Analytics Yup, you can thank the likes of Google, Omniture and Hitbox for making JavaScript counters that do more than count, but also gather statistics that are only availible in JavaScript space. If remote JavaScript was turned off the only alternative would be to include some local proxy, to call the local dynamic page and proxy that information back to the analytics programs. Even huge companies would rather use their data warehouse only for auditing or spider analytics (which fly under the radar of JavaScript reporting systems) and use these JavaScript includes as the primary source for information about their site.

Contextual Banner ads Here you can thank the banner companies (Google and Overture primarily) for increasing the placement of dynamic banner ads all over the web. In doing so they have made a huge dependence on remote JavaScript for revenue generation (this site is no different).

AJAX Information super-highway 2.0, here we come! Tons of applications are starting to request off host XML files to include in their website. It’s the new way to deliver content without refreshing the page. If we got rid of it, what would happen? Well, we’d probably go back to refreshing the web-page, or using some other cross domain software, like Flash. I doubt anyone is giving up on this one any time in the near future.

Akamai I love Akamai in concept. Caching is a huge part of performance on big website design. If you can throw your static content, like images and, oh, JavaScript on remote hosts that cache that content for you, you can dramatically decrease load time and processor power. It’s sexy, and it’s here to stay. Too bad it forces me to allow JavaScript from everywhere if I want to see “Hello, RSnake” on the top of the websites I visit.

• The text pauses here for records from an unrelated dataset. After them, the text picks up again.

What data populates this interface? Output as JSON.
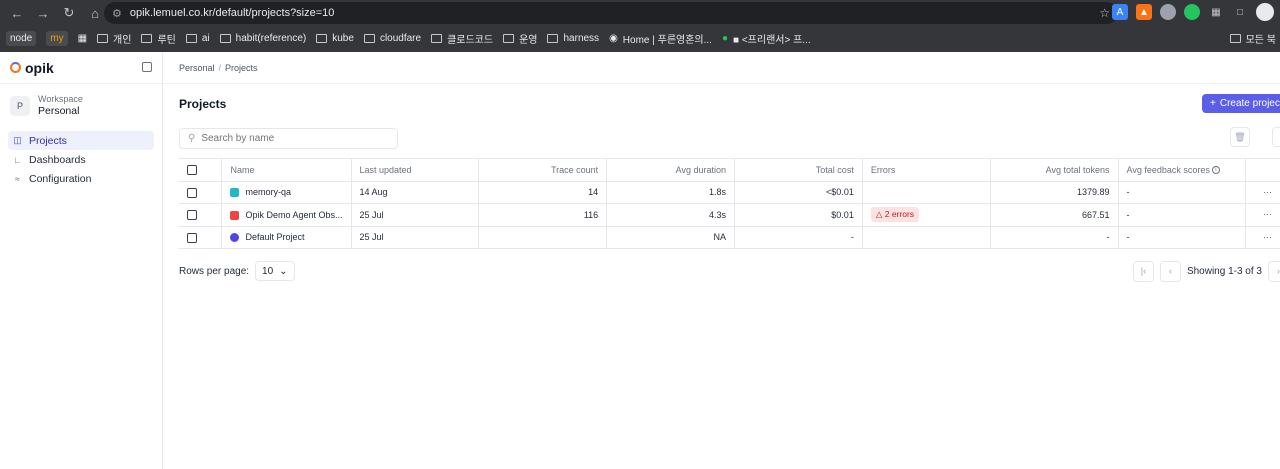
{
  "browser": {
    "url": "opik.lemuel.co.kr/default/projects?size=10",
    "bookmarks": [
      "node",
      "my",
      "개인",
      "루틴",
      "ai",
      "habit(reference)",
      "kube",
      "cloudfare",
      "클로드코드",
      "운영",
      "harness",
      "Home | 푸른영혼의...",
      "■ <프리랜서> 프...",
      "모든 북"
    ]
  },
  "sidebar": {
    "logo": "opik",
    "workspace_caption": "Workspace",
    "workspace_name": "Personal",
    "workspace_initial": "P",
    "items": [
      {
        "label": "Projects",
        "icon": "projects-icon",
        "active": true
      },
      {
        "label": "Dashboards",
        "icon": "chart-icon",
        "active": false
      },
      {
        "label": "Configuration",
        "icon": "sliders-icon",
        "active": false
      }
    ]
  },
  "breadcrumb": {
    "root": "Personal",
    "current": "Projects"
  },
  "page": {
    "title": "Projects",
    "create_label": "Create project",
    "search_placeholder": "Search by name"
  },
  "table": {
    "columns": [
      "Name",
      "Last updated",
      "Trace count",
      "Avg duration",
      "Total cost",
      "Errors",
      "Avg total tokens",
      "Avg feedback scores"
    ],
    "rows": [
      {
        "name": "memory-qa",
        "last_updated": "14 Aug",
        "trace_count": "14",
        "avg_duration": "1.8s",
        "total_cost": "<$0.01",
        "errors": "",
        "avg_tokens": "1379.89",
        "feedback": "-",
        "icon_color": "#22b8c9"
      },
      {
        "name": "Opik Demo Agent Obs...",
        "last_updated": "25 Jul",
        "trace_count": "116",
        "avg_duration": "4.3s",
        "total_cost": "$0.01",
        "errors": "2 errors",
        "avg_tokens": "667.51",
        "feedback": "-",
        "icon_color": "#ef4444"
      },
      {
        "name": "Default Project",
        "last_updated": "25 Jul",
        "trace_count": "",
        "avg_duration": "NA",
        "total_cost": "-",
        "errors": "",
        "avg_tokens": "-",
        "feedback": "-",
        "icon_color": "#4f46e5"
      }
    ]
  },
  "pagination": {
    "rows_per_page_label": "Rows per page:",
    "rows_per_page": "10",
    "showing": "Showing 1-3 of 3"
  },
  "colors": {
    "accent": "#5b5fe8",
    "error_bg": "#fde2e2",
    "error_text": "#b91c1c"
  }
}
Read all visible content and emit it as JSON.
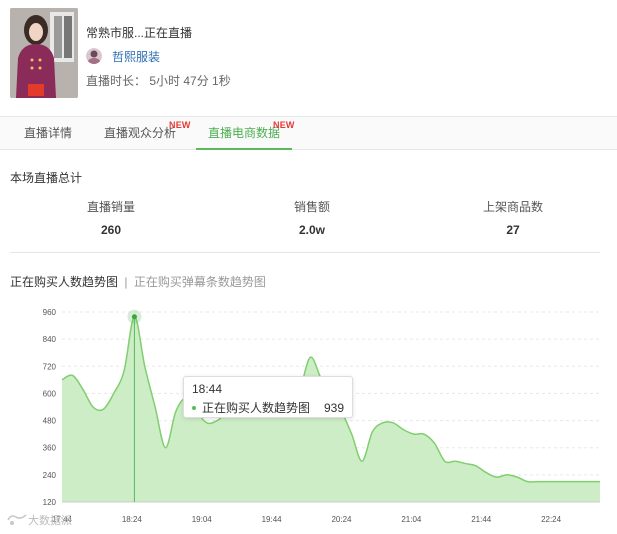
{
  "header": {
    "title": "常熟市服...正在直播",
    "shop_name": "哲熙服装",
    "duration_label": "直播时长：",
    "duration_value": "5小时 47分 1秒"
  },
  "tabs": [
    {
      "label": "直播详情",
      "badge": ""
    },
    {
      "label": "直播观众分析",
      "badge": "NEW"
    },
    {
      "label": "直播电商数据",
      "badge": "NEW",
      "active": true
    }
  ],
  "summary": {
    "title": "本场直播总计",
    "metrics": [
      {
        "label": "直播销量",
        "value": "260"
      },
      {
        "label": "销售额",
        "value": "2.0w"
      },
      {
        "label": "上架商品数",
        "value": "27"
      }
    ]
  },
  "chart_tabs": {
    "active": "正在购买人数趋势图",
    "separator": "|",
    "inactive": "正在购买弹幕条数趋势图"
  },
  "chart_data": {
    "type": "area",
    "x": [
      "18:04",
      "18:10",
      "18:18",
      "18:24",
      "18:30",
      "18:36",
      "18:42",
      "18:44",
      "18:48",
      "18:54",
      "19:00",
      "19:04",
      "19:10",
      "19:16",
      "19:22",
      "19:28",
      "19:34",
      "19:40",
      "19:44",
      "19:50",
      "19:56",
      "20:02",
      "20:08",
      "20:12",
      "20:18",
      "20:24",
      "20:28",
      "20:34",
      "20:38",
      "20:42",
      "20:48",
      "20:52",
      "20:58",
      "21:02",
      "21:08",
      "21:14",
      "21:20",
      "21:26",
      "21:32",
      "21:38",
      "21:44",
      "21:50",
      "21:56",
      "22:02",
      "22:08",
      "22:14",
      "22:20",
      "22:26",
      "22:32",
      "22:38",
      "22:44",
      "22:50",
      "22:56"
    ],
    "values": [
      660,
      680,
      620,
      540,
      530,
      600,
      700,
      939,
      720,
      540,
      360,
      520,
      580,
      520,
      470,
      480,
      520,
      560,
      610,
      640,
      580,
      520,
      560,
      620,
      760,
      670,
      580,
      520,
      420,
      300,
      430,
      470,
      470,
      440,
      420,
      420,
      380,
      300,
      300,
      290,
      280,
      250,
      230,
      240,
      230,
      210,
      210,
      210,
      210,
      210,
      210,
      210,
      210
    ],
    "y_ticks": [
      "120",
      "240",
      "360",
      "480",
      "600",
      "720",
      "840",
      "960"
    ],
    "x_ticks": [
      "17:44",
      "18:24",
      "19:04",
      "19:44",
      "20:24",
      "21:04",
      "21:44",
      "22:24"
    ],
    "ylim": [
      120,
      960
    ],
    "series_name": "正在购买人数趋势图",
    "fill_color": "#c8ebc0",
    "line_color": "#7fcf6e",
    "grid": true,
    "highlight": {
      "time": "18:44",
      "value": 939
    }
  },
  "tooltip": {
    "time": "18:44",
    "series": "正在购买人数趋势图",
    "value": "939"
  },
  "watermark": "大数据派"
}
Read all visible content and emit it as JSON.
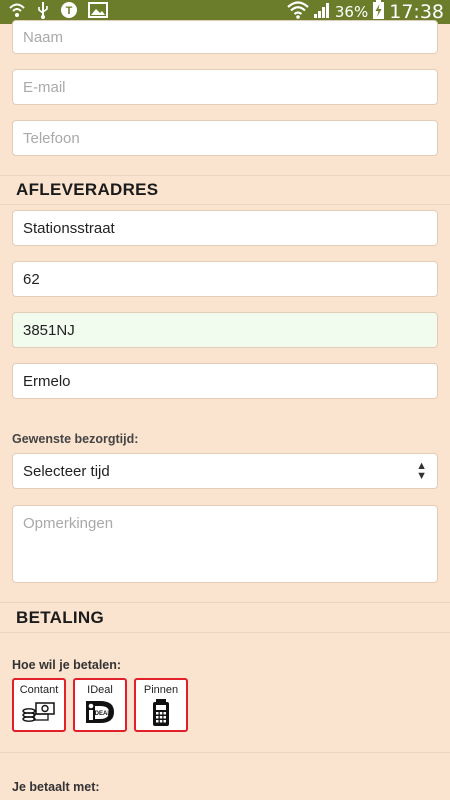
{
  "status_bar": {
    "battery": "36%",
    "time": "17:38",
    "icons": [
      "wifi-usb-icon",
      "usb-icon",
      "talk-icon",
      "image-icon",
      "wifi-signal-icon",
      "cell-signal-icon",
      "battery-charging-icon"
    ]
  },
  "contact": {
    "name_placeholder": "Naam",
    "email_placeholder": "E-mail",
    "phone_placeholder": "Telefoon"
  },
  "address": {
    "title": "AFLEVERADRES",
    "street": "Stationsstraat",
    "number": "62",
    "postcode": "3851NJ",
    "city": "Ermelo"
  },
  "delivery": {
    "label": "Gewenste bezorgtijd:",
    "select_value": "Selecteer tijd",
    "remarks_placeholder": "Opmerkingen"
  },
  "payment": {
    "title": "BETALING",
    "question": "Hoe wil je betalen:",
    "options": [
      {
        "label": "Contant",
        "icon": "cash-icon"
      },
      {
        "label": "IDeal",
        "icon": "ideal-icon"
      },
      {
        "label": "Pinnen",
        "icon": "pin-terminal-icon"
      }
    ],
    "pay_with_label": "Je betaalt met:"
  },
  "colors": {
    "background": "#fae3cf",
    "statusbar": "#6b7d2a",
    "accent_border": "#e0202a",
    "valid_field": "#f1fcef"
  }
}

Page load and SEO Going hand in hand with Akamai is that big companies don’t want to include all the JavaScript on their page because it dramatically slows down the time it takes to render the page. The reason is because it is not cacheable if it’s a dynamic page (which large companies typically have a lot of). Also, if you are very bandwidth conscious and you have a ton of cookies you don’t want their browser sending those cookies over and over again (typically upstream is always slower than downstream too), so you are better off keeping the JavaScript off host so cookies aren’t sent in transit on every request. Additionally, spiders discount JavaScript in terms of SEO (search engine optimization). So keeping JavaScript on the page reduces the relevance of the content on your page.

All of those things together (and probably a lot of other things I haven’t thought of as well) make it pretty clear that there’s no way big companies are going to lobby the browser companies to shut off remote script sources. They want them. It’s good for business. It’s terrible from a security perspective, but there you have it. There are mitigating factors, sure, but the concept isn’t going away. And speaking from experience, you can’t surf without JavaScript turned on all the time. Tons of websites force it (thanks, Adsense and Orkut!) forcing their users into a lower state of security, regardless of their intentions. So we continue to fight the issues on the server instead.